You would drive yourself crazy trying to read every history book in the world. Best not to try. Better to look for the best of the best so as to gain a comprehensive understanding without dying of old age. When talking about “the best” often the book, and series of books inspired by Howard Zinn comes to mind. Hence we enter Chris Harman’s recent inclusion into a “people’s history” series; his efforts, centered around trying to give the working class its version of history, from the stone age to the millennium, does some things right but gets a lot wrong.
The first quarter (or so) of the book is done well. Considering Harman’s thesis, he is able to narrow in and tackle the important events in a civilization’s history while providing a solid materialist analysis. While I often wished he had expanded in his chapters to include other social and economic formations, he at least is able to remain focused and coherent while writing. However, that is where my praise for his history stops. The remaining three quarters do not hold water.
Just around the time where he finishes discussing the First World War, his account takes a major downhill turn as he slips into petty historicisms built around his political sectarian urges. Gone are the straightforward descriptions of class warfare in antiquity and here are rants against reformism, social democracy, and, of course, Stalinism. The latter, of which, seriously impedes the author’s ability to formulate coherent argumentations. Instead of objectivity there is pure biases intertwined with reductionist claims.
Essentially, the brevity of the book beyond the First World War is one long attack against “Stalinism,” that catch-all phrase so adored by bourgeois politicians. Chapter after chapter you’ll see Harman blame Stalin, the COMITERM, and “ruthless authoritarianism” as the culprits for the defeat of the various workers movements. Whence in lies another serious problem: Harman simplifies the processes and movements to a gross extreme. Throughout the writing he exudes the belief that the only thing holding the worker revolutions back was incorrect policy affected by Moscow and alliances with the capitalist class. Yet this ignores the whole point of some of these movements which, at the end of the day, simply were not sufficiently powerful to make revolution; Harman refuses to reveal this much, however, and opts instead for an a-historical approach conflating what he sees as “possible actions” with “actual actions.” The only grounding for such a view lying in the decisions of some of the leaders and revolutionaries; divorced from actual material critique one can only laugh as Harman attempts to superimpose his narrow understanding of historical forces onto a larger framework.
Yet it is precisely this narrowness which is a thorn in my side.
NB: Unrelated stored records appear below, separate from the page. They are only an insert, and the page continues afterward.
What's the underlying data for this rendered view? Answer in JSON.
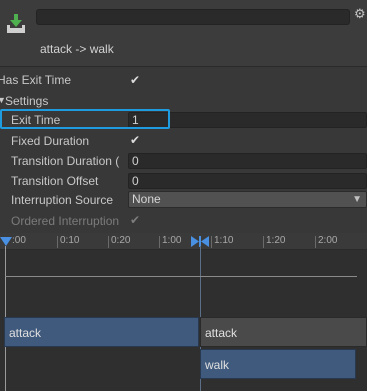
{
  "header": {
    "title": "attack -> walk",
    "name_value": ""
  },
  "rows": {
    "has_exit_time": "Has Exit Time",
    "settings": "Settings",
    "exit_time": "Exit Time",
    "exit_time_value": "1",
    "fixed_duration": "Fixed Duration",
    "transition_duration": "Transition Duration (",
    "transition_duration_value": "0",
    "transition_offset": "Transition Offset",
    "transition_offset_value": "0",
    "interruption_source": "Interruption Source",
    "interruption_source_value": "None",
    "ordered_interruption": "Ordered Interruption"
  },
  "timeline": {
    "ticks": [
      ":00",
      "0:10",
      "0:20",
      "1:00",
      "1:10",
      "1:20",
      "2:00"
    ],
    "source_state": "attack",
    "next_state": "attack",
    "destination_state": "walk"
  },
  "icons": {
    "transition": "transition-icon",
    "gear": "gear-icon",
    "check": "checkmark-icon",
    "foldout": "foldout-arrow-icon",
    "dropdown": "dropdown-arrow-icon"
  },
  "colors": {
    "highlight": "#1f9ce0",
    "state_bar": "#3f5a7d",
    "marker": "#4a90e2"
  }
}
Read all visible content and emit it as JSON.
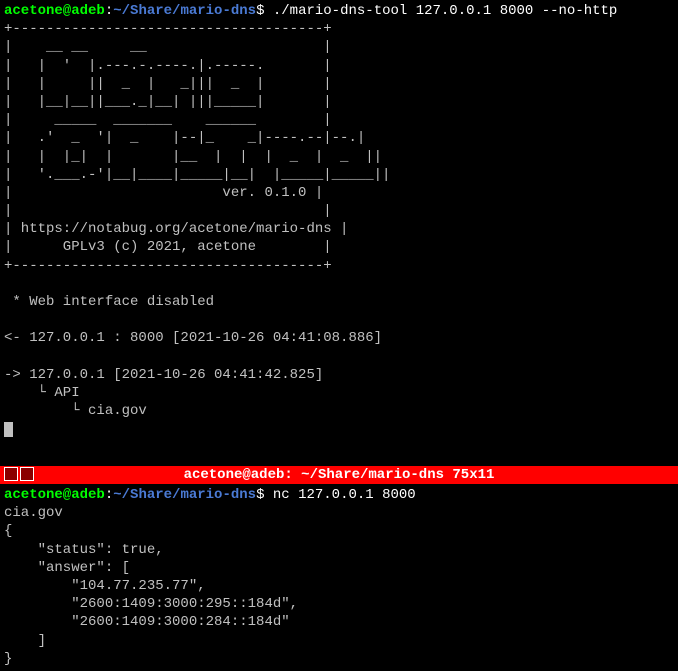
{
  "top": {
    "prompt": {
      "user_host": "acetone@adeb",
      "sep": ":",
      "tilde": "~",
      "path": "/Share/mario-dns",
      "dollar": "$ "
    },
    "command": "./mario-dns-tool 127.0.0.1 8000 --no-http",
    "ascii": "+-------------------------------------+\n|    __ __     __                     |\n|   |  '  |.---.-.----.|.-----.       |\n|   |     ||  _  |   _|||  _  |       |\n|   |__|__||___._|__| |||_____|       |\n|     _____  _______    ______        |\n|   .'  _  '|  _    |--|_    _|----.--|--.|\n|   |  |_|  |       |__  |  |  |  _  |  _  ||\n|   '.___.-'|__|____|_____|__|  |_____|_____||\n|                         ver. 0.1.0 |\n|                                     |",
    "url_line": "| https://notabug.org/acetone/mario-dns |",
    "gpl_line": "|      GPLv3 (c) 2021, acetone        |",
    "sep_line": "+-------------------------------------+",
    "blank": "",
    "disabled": " * Web interface disabled",
    "bind_line": "<- 127.0.0.1 : 8000 [2021-10-26 04:41:08.886]",
    "req_line": "-> 127.0.0.1 [2021-10-26 04:41:42.825]",
    "api_line": "    └ API",
    "host_line": "        └ cia.gov"
  },
  "titlebar": {
    "text": "acetone@adeb: ~/Share/mario-dns 75x11"
  },
  "bottom": {
    "prompt": {
      "user_host": "acetone@adeb",
      "sep": ":",
      "tilde": "~",
      "path": "/Share/mario-dns",
      "dollar": "$ "
    },
    "command": "nc 127.0.0.1 8000",
    "line1": "cia.gov",
    "line2": "{",
    "line3": "    \"status\": true,",
    "line4": "    \"answer\": [",
    "line5": "        \"104.77.235.77\",",
    "line6": "        \"2600:1409:3000:295::184d\",",
    "line7": "        \"2600:1409:3000:284::184d\"",
    "line8": "    ]",
    "line9": "}"
  }
}
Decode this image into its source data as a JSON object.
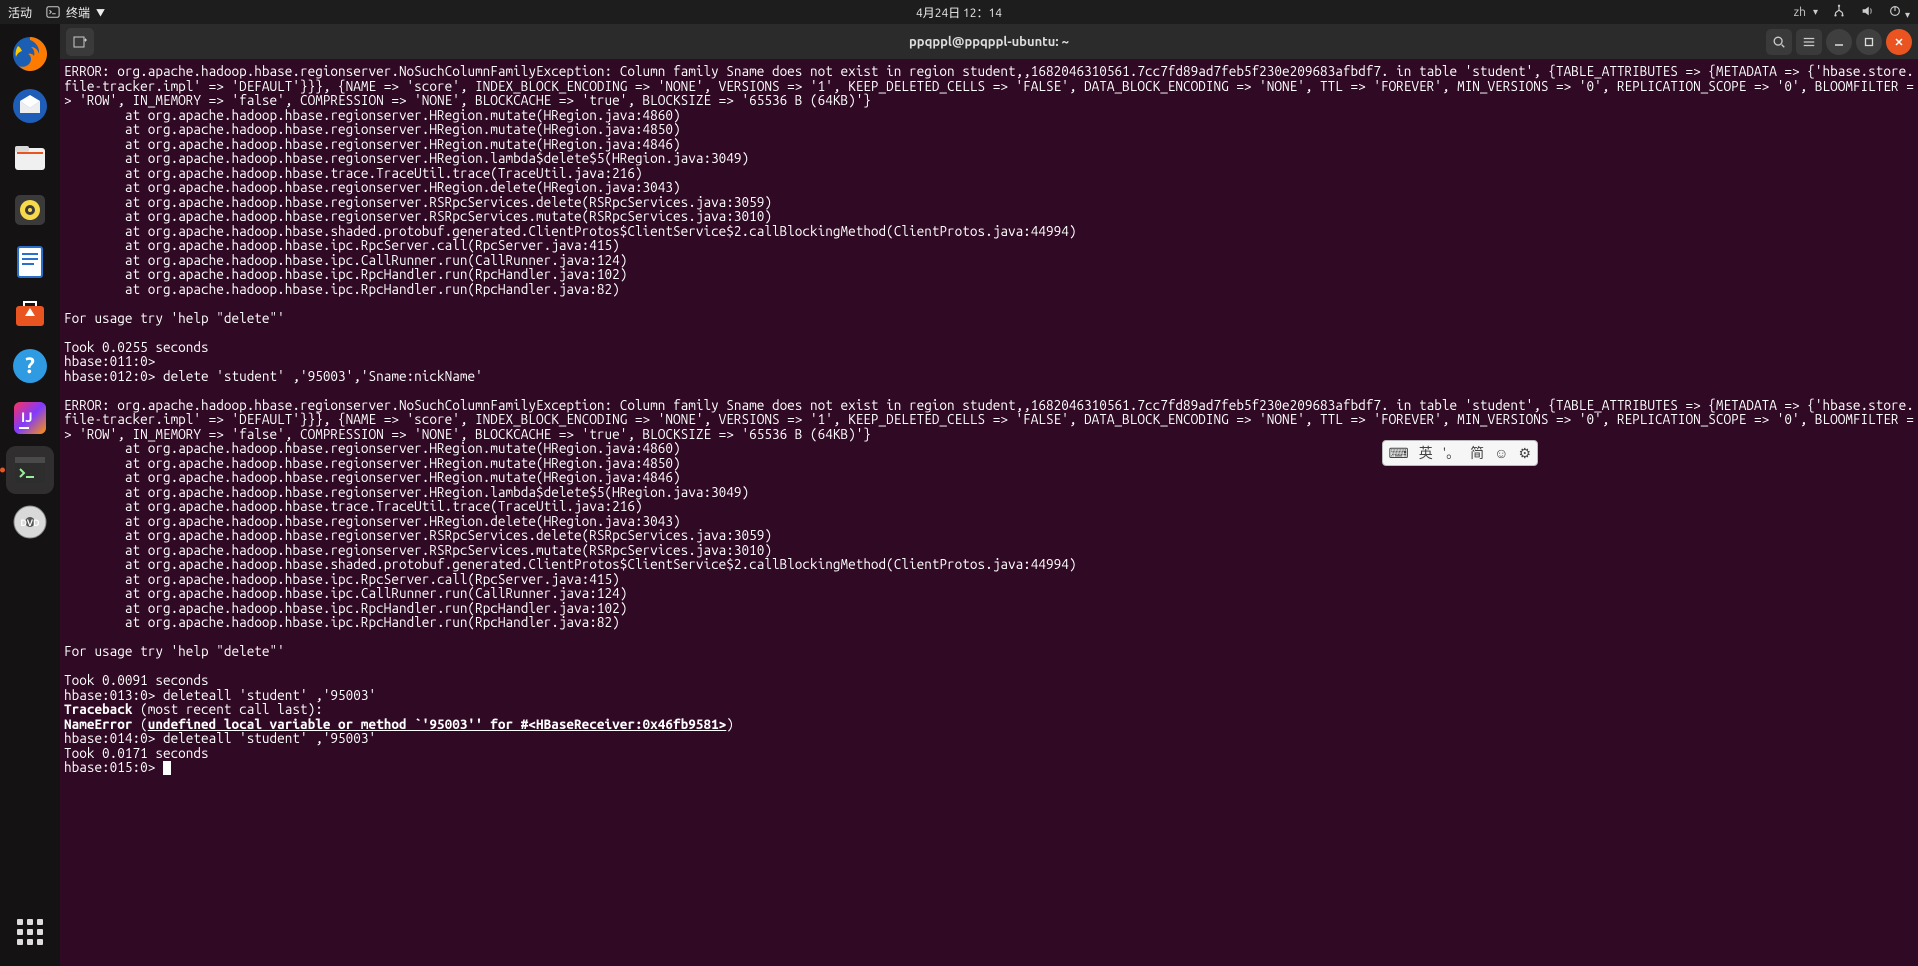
{
  "topbar": {
    "activities": "活动",
    "app_label": "终端",
    "datetime": "4月24日 12：14",
    "lang": "zh"
  },
  "window": {
    "title": "ppqppl@ppqppl-ubuntu: ~"
  },
  "ime": {
    "lang1": "英",
    "punct": "'。",
    "lang2": "简"
  },
  "terminal": {
    "lines": [
      "ERROR: org.apache.hadoop.hbase.regionserver.NoSuchColumnFamilyException: Column family Sname does not exist in region student,,1682046310561.7cc7fd89ad7feb5f230e209683afbdf7. in table 'student', {TABLE_ATTRIBUTES => {METADATA => {'hbase.store.file-tracker.impl' => 'DEFAULT'}}}, {NAME => 'score', INDEX_BLOCK_ENCODING => 'NONE', VERSIONS => '1', KEEP_DELETED_CELLS => 'FALSE', DATA_BLOCK_ENCODING => 'NONE', TTL => 'FOREVER', MIN_VERSIONS => '0', REPLICATION_SCOPE => '0', BLOOMFILTER => 'ROW', IN_MEMORY => 'false', COMPRESSION => 'NONE', BLOCKCACHE => 'true', BLOCKSIZE => '65536 B (64KB)'}",
      "        at org.apache.hadoop.hbase.regionserver.HRegion.mutate(HRegion.java:4860)",
      "        at org.apache.hadoop.hbase.regionserver.HRegion.mutate(HRegion.java:4850)",
      "        at org.apache.hadoop.hbase.regionserver.HRegion.mutate(HRegion.java:4846)",
      "        at org.apache.hadoop.hbase.regionserver.HRegion.lambda$delete$5(HRegion.java:3049)",
      "        at org.apache.hadoop.hbase.trace.TraceUtil.trace(TraceUtil.java:216)",
      "        at org.apache.hadoop.hbase.regionserver.HRegion.delete(HRegion.java:3043)",
      "        at org.apache.hadoop.hbase.regionserver.RSRpcServices.delete(RSRpcServices.java:3059)",
      "        at org.apache.hadoop.hbase.regionserver.RSRpcServices.mutate(RSRpcServices.java:3010)",
      "        at org.apache.hadoop.hbase.shaded.protobuf.generated.ClientProtos$ClientService$2.callBlockingMethod(ClientProtos.java:44994)",
      "        at org.apache.hadoop.hbase.ipc.RpcServer.call(RpcServer.java:415)",
      "        at org.apache.hadoop.hbase.ipc.CallRunner.run(CallRunner.java:124)",
      "        at org.apache.hadoop.hbase.ipc.RpcHandler.run(RpcHandler.java:102)",
      "        at org.apache.hadoop.hbase.ipc.RpcHandler.run(RpcHandler.java:82)",
      "",
      "For usage try 'help \"delete\"'",
      "",
      "Took 0.0255 seconds",
      "hbase:011:0>",
      "hbase:012:0> delete 'student' ,'95003','Sname:nickName'",
      "",
      "ERROR: org.apache.hadoop.hbase.regionserver.NoSuchColumnFamilyException: Column family Sname does not exist in region student,,1682046310561.7cc7fd89ad7feb5f230e209683afbdf7. in table 'student', {TABLE_ATTRIBUTES => {METADATA => {'hbase.store.file-tracker.impl' => 'DEFAULT'}}}, {NAME => 'score', INDEX_BLOCK_ENCODING => 'NONE', VERSIONS => '1', KEEP_DELETED_CELLS => 'FALSE', DATA_BLOCK_ENCODING => 'NONE', TTL => 'FOREVER', MIN_VERSIONS => '0', REPLICATION_SCOPE => '0', BLOOMFILTER => 'ROW', IN_MEMORY => 'false', COMPRESSION => 'NONE', BLOCKCACHE => 'true', BLOCKSIZE => '65536 B (64KB)'}",
      "        at org.apache.hadoop.hbase.regionserver.HRegion.mutate(HRegion.java:4860)",
      "        at org.apache.hadoop.hbase.regionserver.HRegion.mutate(HRegion.java:4850)",
      "        at org.apache.hadoop.hbase.regionserver.HRegion.mutate(HRegion.java:4846)",
      "        at org.apache.hadoop.hbase.regionserver.HRegion.lambda$delete$5(HRegion.java:3049)",
      "        at org.apache.hadoop.hbase.trace.TraceUtil.trace(TraceUtil.java:216)",
      "        at org.apache.hadoop.hbase.regionserver.HRegion.delete(HRegion.java:3043)",
      "        at org.apache.hadoop.hbase.regionserver.RSRpcServices.delete(RSRpcServices.java:3059)",
      "        at org.apache.hadoop.hbase.regionserver.RSRpcServices.mutate(RSRpcServices.java:3010)",
      "        at org.apache.hadoop.hbase.shaded.protobuf.generated.ClientProtos$ClientService$2.callBlockingMethod(ClientProtos.java:44994)",
      "        at org.apache.hadoop.hbase.ipc.RpcServer.call(RpcServer.java:415)",
      "        at org.apache.hadoop.hbase.ipc.CallRunner.run(CallRunner.java:124)",
      "        at org.apache.hadoop.hbase.ipc.RpcHandler.run(RpcHandler.java:102)",
      "        at org.apache.hadoop.hbase.ipc.RpcHandler.run(RpcHandler.java:82)",
      "",
      "For usage try 'help \"delete\"'",
      "",
      "Took 0.0091 seconds",
      "hbase:013:0> deleteall 'student' ,'95003'"
    ],
    "traceback_bold": "Traceback",
    "traceback_rest": " (most recent call last):",
    "nameerror_bold": "NameError",
    "nameerror_open": " (",
    "nameerror_underline": "undefined local variable or method `'95003'' for #<HBaseReceiver:0x46fb9581>",
    "nameerror_close": ")",
    "after_lines": [
      "hbase:014:0> deleteall 'student' ,'95003'",
      "Took 0.0171 seconds",
      "hbase:015:0> "
    ]
  }
}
While it has its own kind of allure in the early sections when he describes the seldom talked about class conflicts of the ancient epoch, it quickly loses its luster by the time you reach the contemporary centuries. It is at this point where you wish the author examined forces other than merely the (admittedly important) conflict between rich and poor; it is not that the class aspect is irreverent, but rather that without incorporating the wider aspects of the society’s problems, it seems isolated from the wider history thereby limiting the actual complexities of the situation; though understanding the class angle is vital, it rushes to its deficiencies when overly focused on without providing context for the encounter.
Of course, some chapters are so haphazard that there are unforgivable. These chapters do not appear until the final quarter of the book, but when they do it is almost unbearable to read. The most notable example is China when he talks of the Cultural Revolution and the Great Leap Forward. Instead of offering glimpses of the controversies and nuances of the machinations of these events, he outrightly assaults the occurrences as nothing more than Stalinist terror. Harman goes as far as to lump in Mao with Deng (as one in the same, ignoring the grievous differences in ideology), cites known anti-communist (as opposed to anti-Stalinist) writers, completely forgets the historical rationale for the launching for these movements (not even so much as giving the material conditions a second or even first, glance), and (surprise, surprise) reduces the whole moment to what is only describable as a hatchet-job.
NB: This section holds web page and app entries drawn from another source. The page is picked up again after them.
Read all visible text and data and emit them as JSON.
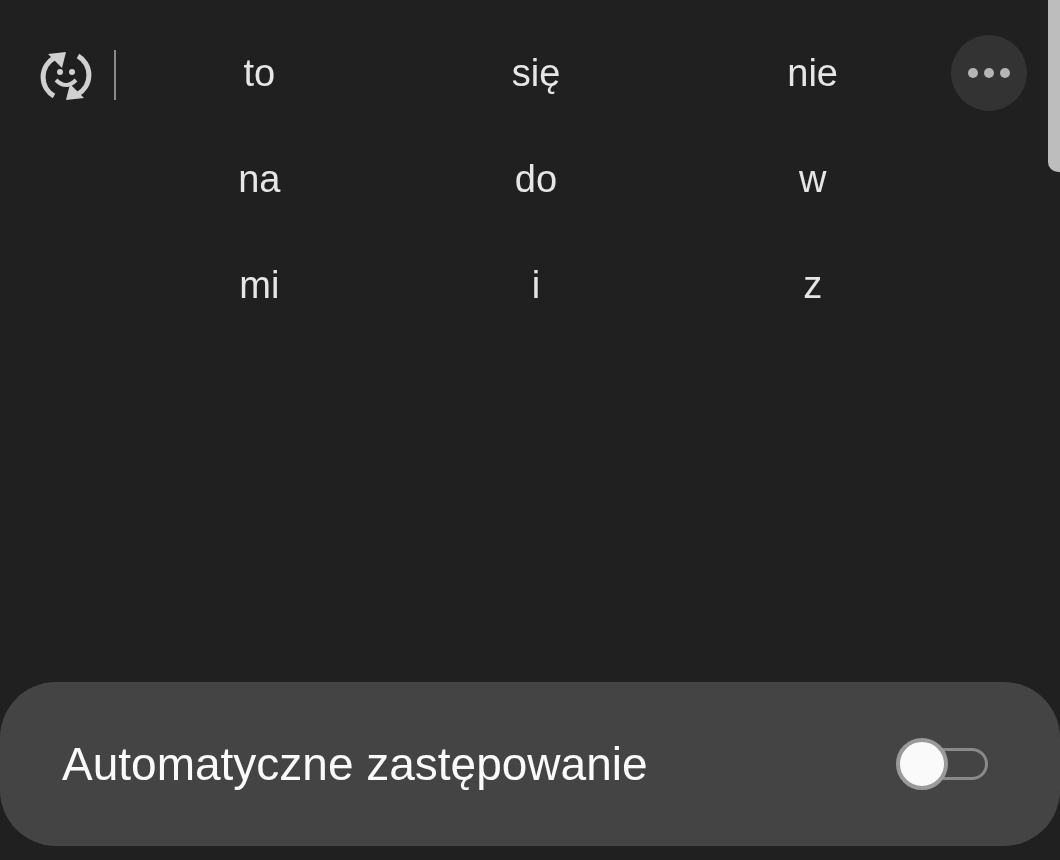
{
  "suggestions": [
    "to",
    "się",
    "nie",
    "na",
    "do",
    "w",
    "mi",
    "i",
    "z"
  ],
  "setting": {
    "label": "Automatyczne zastępowanie",
    "on": false
  }
}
For a supposed historian these techniques are unforgivable. While I would expect such dribble from Glen Beck in an understanding of history, for someone who takes themselves as a serious historian, the glossing over of significant material and social facts cannot be overlooked. This is not to say that Haram needed to take a positive view of the situations he massacred but rather that he should have actually done his job and provided an accurate picture of the forces colliding in a given historical space. Unfortunately, however, post-WW1 chapters, Harman dons the armor of a Trotskyist and abandons all pretenses of offering “non-bias” history from a perspective sympathetic to the working class. What you get instead is a masturbatory sectarian tirade against history itself.